● GOAL OF THE EXERCISE
I'd like the entries reproduced exactly, with the images omitted.
((
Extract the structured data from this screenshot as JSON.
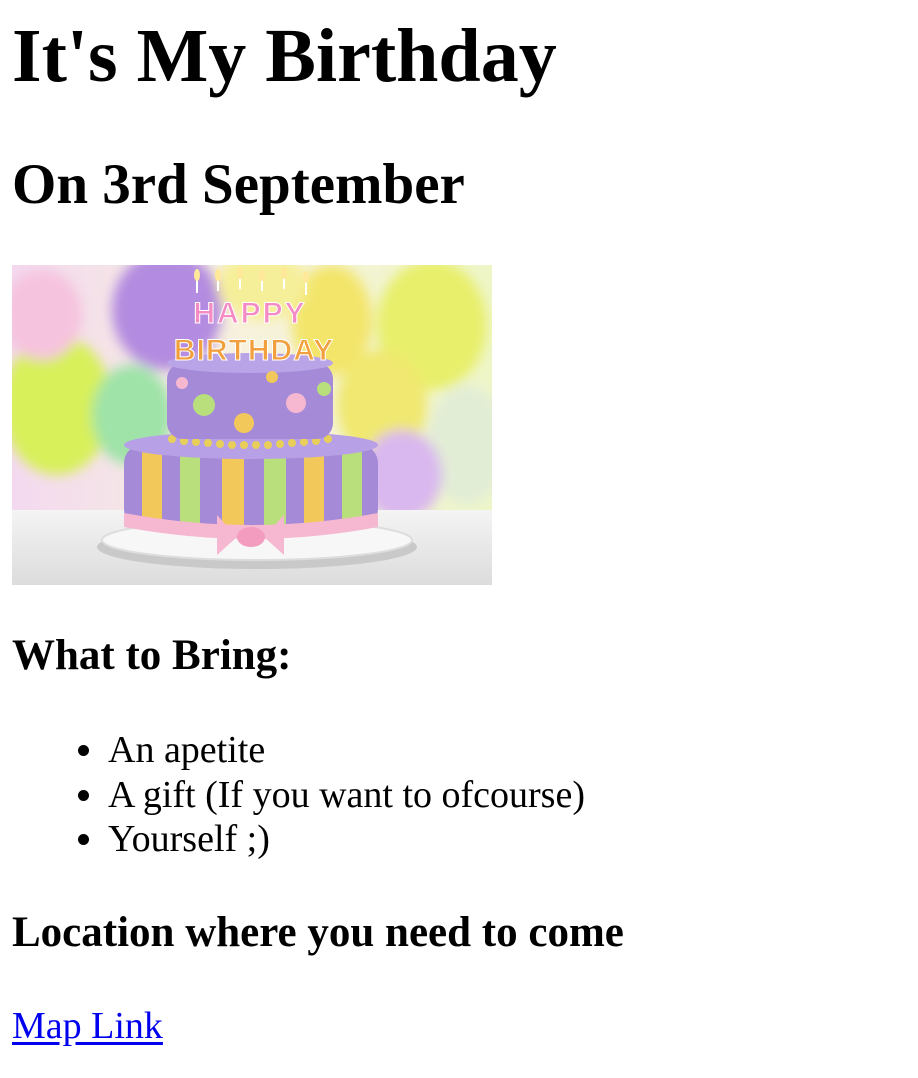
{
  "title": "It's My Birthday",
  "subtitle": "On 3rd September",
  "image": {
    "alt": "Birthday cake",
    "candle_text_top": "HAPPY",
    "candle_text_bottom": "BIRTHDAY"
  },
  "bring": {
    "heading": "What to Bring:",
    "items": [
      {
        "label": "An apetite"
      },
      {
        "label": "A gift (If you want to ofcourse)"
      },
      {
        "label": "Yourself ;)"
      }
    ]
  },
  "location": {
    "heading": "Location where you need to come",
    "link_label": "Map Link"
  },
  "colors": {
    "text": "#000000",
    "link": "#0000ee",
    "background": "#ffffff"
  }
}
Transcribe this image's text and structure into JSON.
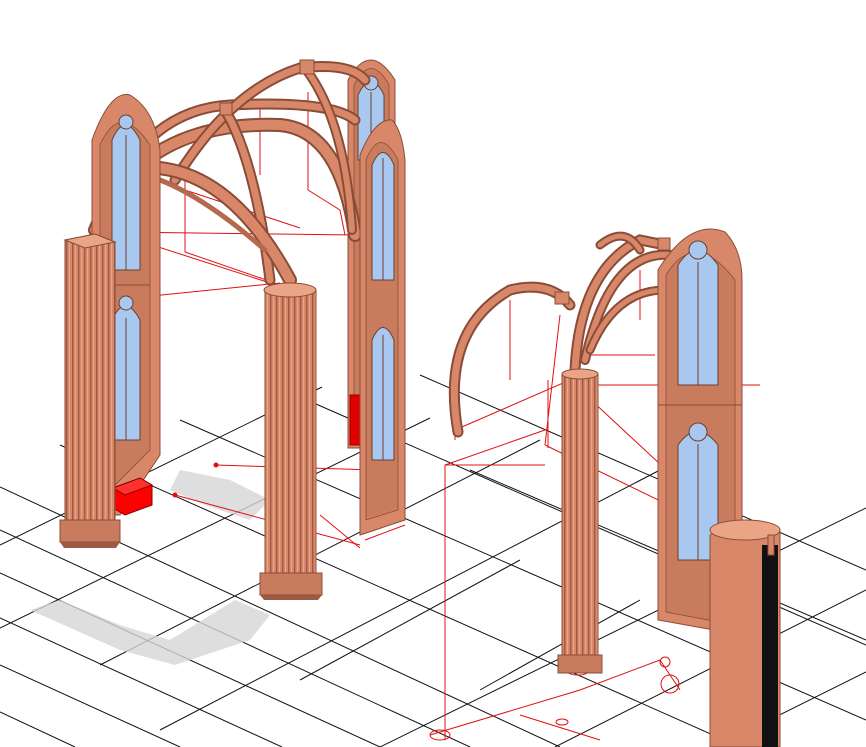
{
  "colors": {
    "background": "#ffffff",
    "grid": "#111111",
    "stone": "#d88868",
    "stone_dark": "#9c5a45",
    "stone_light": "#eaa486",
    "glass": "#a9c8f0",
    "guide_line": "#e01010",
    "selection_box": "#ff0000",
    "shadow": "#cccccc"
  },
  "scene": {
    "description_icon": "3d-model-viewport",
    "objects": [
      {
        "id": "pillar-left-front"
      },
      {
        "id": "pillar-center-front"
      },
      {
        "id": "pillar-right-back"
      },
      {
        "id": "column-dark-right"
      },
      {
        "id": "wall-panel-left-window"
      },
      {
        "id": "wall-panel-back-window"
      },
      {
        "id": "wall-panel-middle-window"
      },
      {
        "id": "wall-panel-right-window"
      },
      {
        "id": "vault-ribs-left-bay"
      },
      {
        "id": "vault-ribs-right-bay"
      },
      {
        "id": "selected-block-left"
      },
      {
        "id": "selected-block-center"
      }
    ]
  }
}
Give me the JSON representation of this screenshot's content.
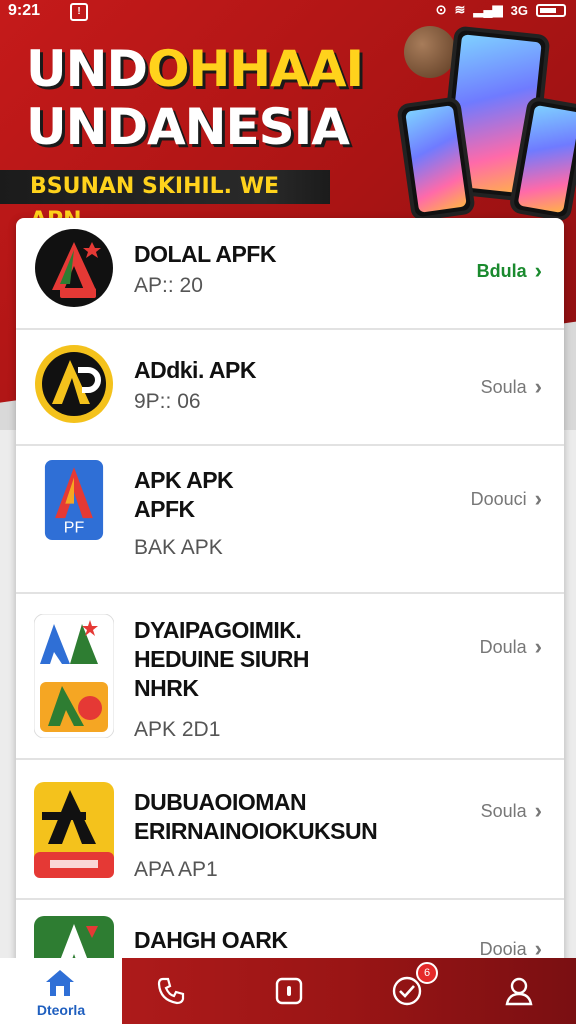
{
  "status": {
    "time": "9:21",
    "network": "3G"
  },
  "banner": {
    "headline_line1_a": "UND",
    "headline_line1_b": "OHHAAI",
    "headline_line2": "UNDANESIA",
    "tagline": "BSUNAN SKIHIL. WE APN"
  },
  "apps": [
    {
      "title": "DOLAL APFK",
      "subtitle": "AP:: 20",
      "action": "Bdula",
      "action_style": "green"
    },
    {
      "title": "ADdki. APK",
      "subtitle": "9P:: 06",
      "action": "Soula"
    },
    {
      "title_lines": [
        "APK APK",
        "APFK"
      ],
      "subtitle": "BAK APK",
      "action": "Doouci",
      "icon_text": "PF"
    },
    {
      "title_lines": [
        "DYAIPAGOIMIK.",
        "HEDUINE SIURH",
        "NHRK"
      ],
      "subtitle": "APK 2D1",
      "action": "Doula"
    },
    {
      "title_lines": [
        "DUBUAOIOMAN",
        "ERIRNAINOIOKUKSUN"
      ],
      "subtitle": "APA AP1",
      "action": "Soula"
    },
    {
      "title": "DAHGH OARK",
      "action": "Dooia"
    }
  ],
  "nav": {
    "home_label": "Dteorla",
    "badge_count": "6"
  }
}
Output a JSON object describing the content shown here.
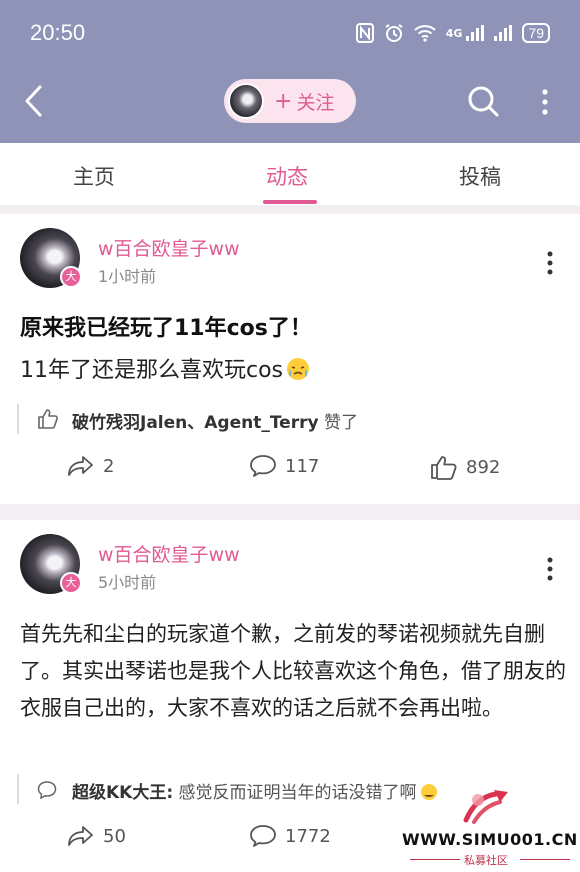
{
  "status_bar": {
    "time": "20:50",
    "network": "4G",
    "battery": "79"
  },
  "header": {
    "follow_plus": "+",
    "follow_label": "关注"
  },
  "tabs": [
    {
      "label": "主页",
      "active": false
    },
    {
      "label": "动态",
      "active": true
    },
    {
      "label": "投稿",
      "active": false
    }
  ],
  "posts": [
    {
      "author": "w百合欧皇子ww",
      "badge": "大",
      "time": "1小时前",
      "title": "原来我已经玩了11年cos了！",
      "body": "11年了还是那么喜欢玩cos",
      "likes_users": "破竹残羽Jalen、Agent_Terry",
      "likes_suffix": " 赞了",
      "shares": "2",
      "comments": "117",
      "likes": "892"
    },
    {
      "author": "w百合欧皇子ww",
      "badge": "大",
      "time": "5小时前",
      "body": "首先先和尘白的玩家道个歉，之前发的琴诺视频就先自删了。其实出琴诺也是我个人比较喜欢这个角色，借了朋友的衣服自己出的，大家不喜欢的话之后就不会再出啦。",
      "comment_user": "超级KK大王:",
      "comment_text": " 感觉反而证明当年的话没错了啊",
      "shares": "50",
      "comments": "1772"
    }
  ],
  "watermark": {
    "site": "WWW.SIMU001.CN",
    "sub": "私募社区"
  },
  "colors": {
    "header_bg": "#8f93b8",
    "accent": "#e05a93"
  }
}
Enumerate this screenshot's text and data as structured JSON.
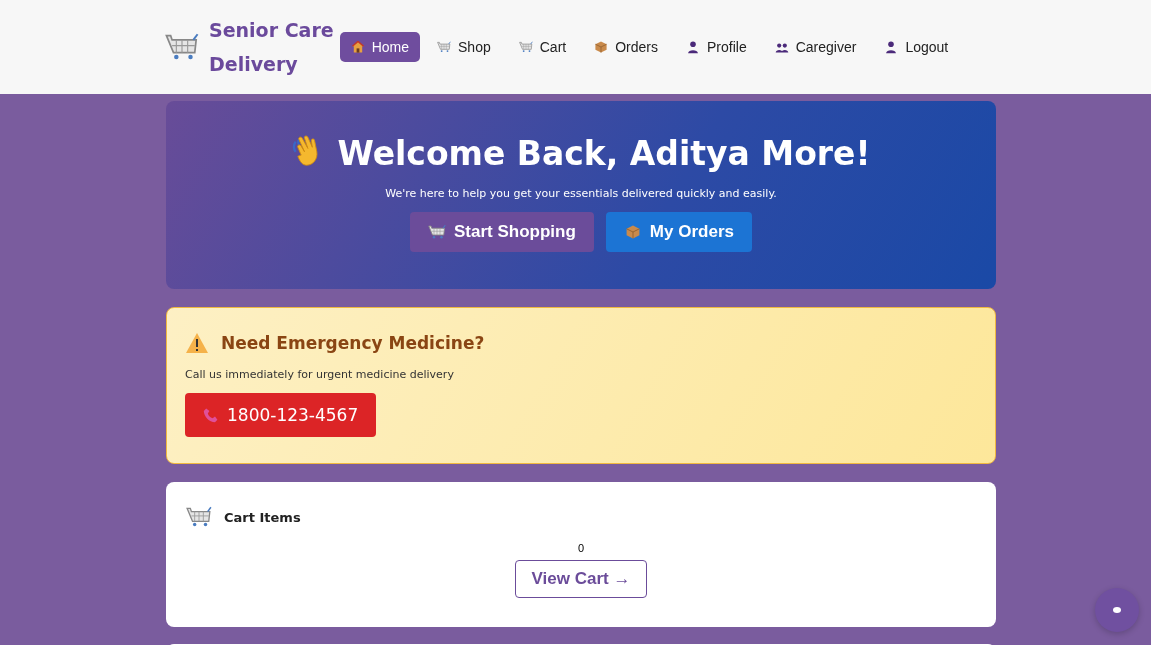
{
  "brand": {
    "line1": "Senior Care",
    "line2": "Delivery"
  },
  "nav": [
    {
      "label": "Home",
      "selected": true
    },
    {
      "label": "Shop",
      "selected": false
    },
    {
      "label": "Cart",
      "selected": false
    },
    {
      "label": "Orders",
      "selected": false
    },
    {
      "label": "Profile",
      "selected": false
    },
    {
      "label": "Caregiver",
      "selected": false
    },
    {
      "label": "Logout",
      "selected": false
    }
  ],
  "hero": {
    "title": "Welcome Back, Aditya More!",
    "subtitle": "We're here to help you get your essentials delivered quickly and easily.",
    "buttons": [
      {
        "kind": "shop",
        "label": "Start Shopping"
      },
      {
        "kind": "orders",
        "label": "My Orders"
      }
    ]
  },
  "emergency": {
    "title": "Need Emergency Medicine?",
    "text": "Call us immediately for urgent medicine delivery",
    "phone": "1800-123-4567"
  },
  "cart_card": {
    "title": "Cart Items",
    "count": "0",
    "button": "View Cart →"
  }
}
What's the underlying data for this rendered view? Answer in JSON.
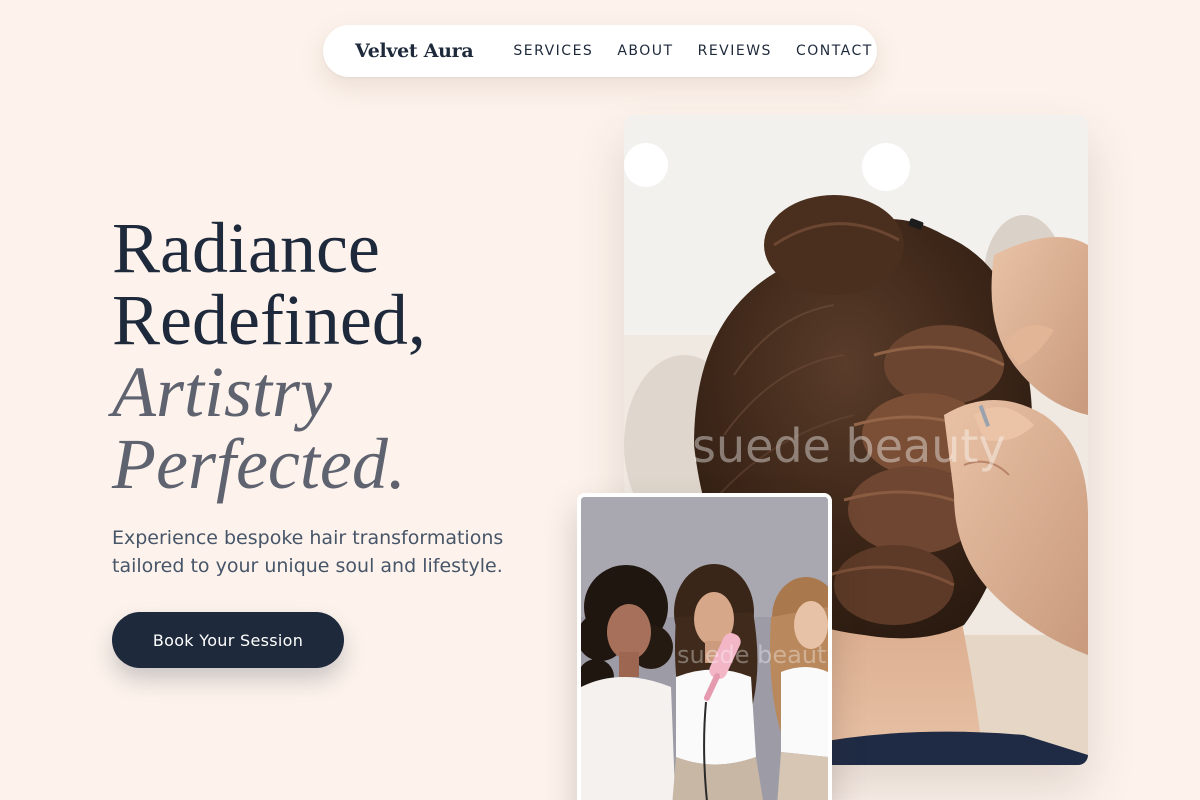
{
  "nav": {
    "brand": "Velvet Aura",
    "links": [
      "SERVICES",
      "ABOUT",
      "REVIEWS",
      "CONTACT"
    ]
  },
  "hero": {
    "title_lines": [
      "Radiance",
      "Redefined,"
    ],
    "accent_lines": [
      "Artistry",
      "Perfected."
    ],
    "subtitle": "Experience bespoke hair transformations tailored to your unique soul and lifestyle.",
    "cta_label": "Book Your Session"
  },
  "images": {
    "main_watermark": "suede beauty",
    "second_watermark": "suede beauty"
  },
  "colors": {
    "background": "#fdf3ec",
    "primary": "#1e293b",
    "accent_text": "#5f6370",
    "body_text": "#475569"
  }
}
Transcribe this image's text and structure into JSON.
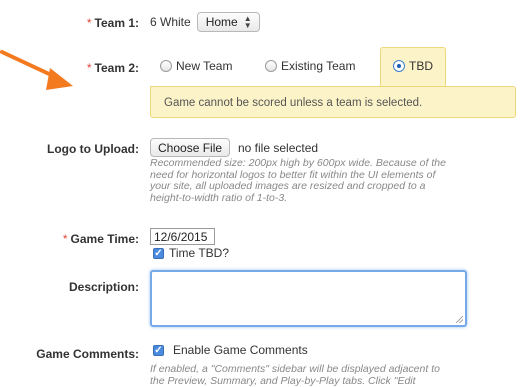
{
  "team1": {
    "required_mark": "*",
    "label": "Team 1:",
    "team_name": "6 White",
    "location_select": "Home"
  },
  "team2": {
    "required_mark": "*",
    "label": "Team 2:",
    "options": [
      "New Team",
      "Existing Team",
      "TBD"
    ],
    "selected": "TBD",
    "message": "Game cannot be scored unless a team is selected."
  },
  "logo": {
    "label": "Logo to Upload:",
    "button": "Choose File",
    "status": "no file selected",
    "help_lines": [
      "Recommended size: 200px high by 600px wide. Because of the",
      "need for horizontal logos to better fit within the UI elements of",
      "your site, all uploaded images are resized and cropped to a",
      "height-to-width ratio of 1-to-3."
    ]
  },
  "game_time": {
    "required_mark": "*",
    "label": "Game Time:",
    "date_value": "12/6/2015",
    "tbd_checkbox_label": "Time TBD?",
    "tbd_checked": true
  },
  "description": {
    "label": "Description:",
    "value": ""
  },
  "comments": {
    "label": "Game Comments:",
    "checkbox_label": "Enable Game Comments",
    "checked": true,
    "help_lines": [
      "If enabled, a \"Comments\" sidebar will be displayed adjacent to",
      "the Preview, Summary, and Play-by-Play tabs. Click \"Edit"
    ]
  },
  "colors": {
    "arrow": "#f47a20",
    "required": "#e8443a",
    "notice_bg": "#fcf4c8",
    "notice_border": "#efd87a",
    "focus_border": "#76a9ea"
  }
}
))
● WRITTEN ANSWER
Extract the structured data from this screenshot as JSON.
{
  "title": "It's My Birthday",
  "subtitle": "On 3rd September",
  "image": {
    "alt": "Birthday cake",
    "candle_text_top": "HAPPY",
    "candle_text_bottom": "BIRTHDAY"
  },
  "bring": {
    "heading": "What to Bring:",
    "items": [
      {
        "label": "An apetite"
      },
      {
        "label": "A gift (If you want to ofcourse)"
      },
      {
        "label": "Yourself ;)"
      }
    ]
  },
  "location": {
    "heading": "Location where you need to come",
    "link_label": "Map Link"
  },
  "colors": {
    "text": "#000000",
    "link": "#0000ee",
    "background": "#ffffff"
  }
}
Transcribe this image's text and structure into JSON.
{
  "colors": {
    "background": "#ffffff",
    "grid": "#111111",
    "stone": "#d88868",
    "stone_dark": "#9c5a45",
    "stone_light": "#eaa486",
    "glass": "#a9c8f0",
    "guide_line": "#e01010",
    "selection_box": "#ff0000",
    "shadow": "#cccccc"
  },
  "scene": {
    "description_icon": "3d-model-viewport",
    "objects": [
      {
        "id": "pillar-left-front"
      },
      {
        "id": "pillar-center-front"
      },
      {
        "id": "pillar-right-back"
      },
      {
        "id": "column-dark-right"
      },
      {
        "id": "wall-panel-left-window"
      },
      {
        "id": "wall-panel-back-window"
      },
      {
        "id": "wall-panel-middle-window"
      },
      {
        "id": "wall-panel-right-window"
      },
      {
        "id": "vault-ribs-left-bay"
      },
      {
        "id": "vault-ribs-right-bay"
      },
      {
        "id": "selected-block-left"
      },
      {
        "id": "selected-block-center"
      }
    ]
  }
}
Give me the JSON representation of this screenshot's content.
{
  "status": {
    "time": "9:21",
    "network": "3G"
  },
  "banner": {
    "headline_line1_a": "UND",
    "headline_line1_b": "OHHAAI",
    "headline_line2": "UNDANESIA",
    "tagline": "BSUNAN SKIHIL. WE APN"
  },
  "apps": [
    {
      "title": "DOLAL APFK",
      "subtitle": "AP:: 20",
      "action": "Bdula",
      "action_style": "green"
    },
    {
      "title": "ADdki. APK",
      "subtitle": "9P:: 06",
      "action": "Soula"
    },
    {
      "title_lines": [
        "APK APK",
        "APFK"
      ],
      "subtitle": "BAK APK",
      "action": "Doouci",
      "icon_text": "PF"
    },
    {
      "title_lines": [
        "DYAIPAGOIMIK.",
        "HEDUINE SIURH",
        "NHRK"
      ],
      "subtitle": "APK 2D1",
      "action": "Doula"
    },
    {
      "title_lines": [
        "DUBUAOIOMAN",
        "ERIRNAINOIOKUKSUN"
      ],
      "subtitle": "APA AP1",
      "action": "Soula"
    },
    {
      "title": "DAHGH OARK",
      "action": "Dooia"
    }
  ],
  "nav": {
    "home_label": "Dteorla",
    "badge_count": "6"
  }
}
Output a JSON object describing the content shown here.
{
  "status_bar": {
    "time": "20:50",
    "network": "4G",
    "battery": "79"
  },
  "header": {
    "follow_plus": "+",
    "follow_label": "关注"
  },
  "tabs": [
    {
      "label": "主页",
      "active": false
    },
    {
      "label": "动态",
      "active": true
    },
    {
      "label": "投稿",
      "active": false
    }
  ],
  "posts": [
    {
      "author": "w百合欧皇子ww",
      "badge": "大",
      "time": "1小时前",
      "title": "原来我已经玩了11年cos了！",
      "body": "11年了还是那么喜欢玩cos",
      "likes_users": "破竹残羽Jalen、Agent_Terry",
      "likes_suffix": " 赞了",
      "shares": "2",
      "comments": "117",
      "likes": "892"
    },
    {
      "author": "w百合欧皇子ww",
      "badge": "大",
      "time": "5小时前",
      "body": "首先先和尘白的玩家道个歉，之前发的琴诺视频就先自删了。其实出琴诺也是我个人比较喜欢这个角色，借了朋友的衣服自己出的，大家不喜欢的话之后就不会再出啦。",
      "comment_user": "超级KK大王:",
      "comment_text": " 感觉反而证明当年的话没错了啊",
      "shares": "50",
      "comments": "1772"
    }
  ],
  "watermark": {
    "site": "WWW.SIMU001.CN",
    "sub": "私募社区"
  },
  "colors": {
    "header_bg": "#8f93b8",
    "accent": "#e05a93"
  }
}
Enumerate this screenshot's text and data as structured JSON.
{
  "brand": {
    "line1": "Senior Care",
    "line2": "Delivery"
  },
  "nav": [
    {
      "label": "Home",
      "selected": true
    },
    {
      "label": "Shop",
      "selected": false
    },
    {
      "label": "Cart",
      "selected": false
    },
    {
      "label": "Orders",
      "selected": false
    },
    {
      "label": "Profile",
      "selected": false
    },
    {
      "label": "Caregiver",
      "selected": false
    },
    {
      "label": "Logout",
      "selected": false
    }
  ],
  "hero": {
    "title": "Welcome Back, Aditya More!",
    "subtitle": "We're here to help you get your essentials delivered quickly and easily.",
    "buttons": [
      {
        "kind": "shop",
        "label": "Start Shopping"
      },
      {
        "kind": "orders",
        "label": "My Orders"
      }
    ]
  },
  "emergency": {
    "title": "Need Emergency Medicine?",
    "text": "Call us immediately for urgent medicine delivery",
    "phone": "1800-123-4567"
  },
  "cart_card": {
    "title": "Cart Items",
    "count": "0",
    "button": "View Cart →"
  }
}
What's the underlying data for this rendered view? Answer in JSON.
{
  "nav": {
    "brand": "Velvet Aura",
    "links": [
      "SERVICES",
      "ABOUT",
      "REVIEWS",
      "CONTACT"
    ]
  },
  "hero": {
    "title_lines": [
      "Radiance",
      "Redefined,"
    ],
    "accent_lines": [
      "Artistry",
      "Perfected."
    ],
    "subtitle": "Experience bespoke hair transformations tailored to your unique soul and lifestyle.",
    "cta_label": "Book Your Session"
  },
  "images": {
    "main_watermark": "suede beauty",
    "second_watermark": "suede beauty"
  },
  "colors": {
    "background": "#fdf3ec",
    "primary": "#1e293b",
    "accent_text": "#5f6370",
    "body_text": "#475569"
  }
}
Transcribe this image's text and structure into JSON.
{
  "team1": {
    "required_mark": "*",
    "label": "Team 1:",
    "team_name": "6 White",
    "location_select": "Home"
  },
  "team2": {
    "required_mark": "*",
    "label": "Team 2:",
    "options": [
      "New Team",
      "Existing Team",
      "TBD"
    ],
    "selected": "TBD",
    "message": "Game cannot be scored unless a team is selected."
  },
  "logo": {
    "label": "Logo to Upload:",
    "button": "Choose File",
    "status": "no file selected",
    "help_lines": [
      "Recommended size: 200px high by 600px wide. Because of the",
      "need for horizontal logos to better fit within the UI elements of",
      "your site, all uploaded images are resized and cropped to a",
      "height-to-width ratio of 1-to-3."
    ]
  },
  "game_time": {
    "required_mark": "*",
    "label": "Game Time:",
    "date_value": "12/6/2015",
    "tbd_checkbox_label": "Time TBD?",
    "tbd_checked": true
  },
  "description": {
    "label": "Description:",
    "value": ""
  },
  "comments": {
    "label": "Game Comments:",
    "checkbox_label": "Enable Game Comments",
    "checked": true,
    "help_lines": [
      "If enabled, a \"Comments\" sidebar will be displayed adjacent to",
      "the Preview, Summary, and Play-by-Play tabs. Click \"Edit"
    ]
  },
  "colors": {
    "arrow": "#f47a20",
    "required": "#e8443a",
    "notice_bg": "#fcf4c8",
    "notice_border": "#efd87a",
    "focus_border": "#76a9ea"
  }
}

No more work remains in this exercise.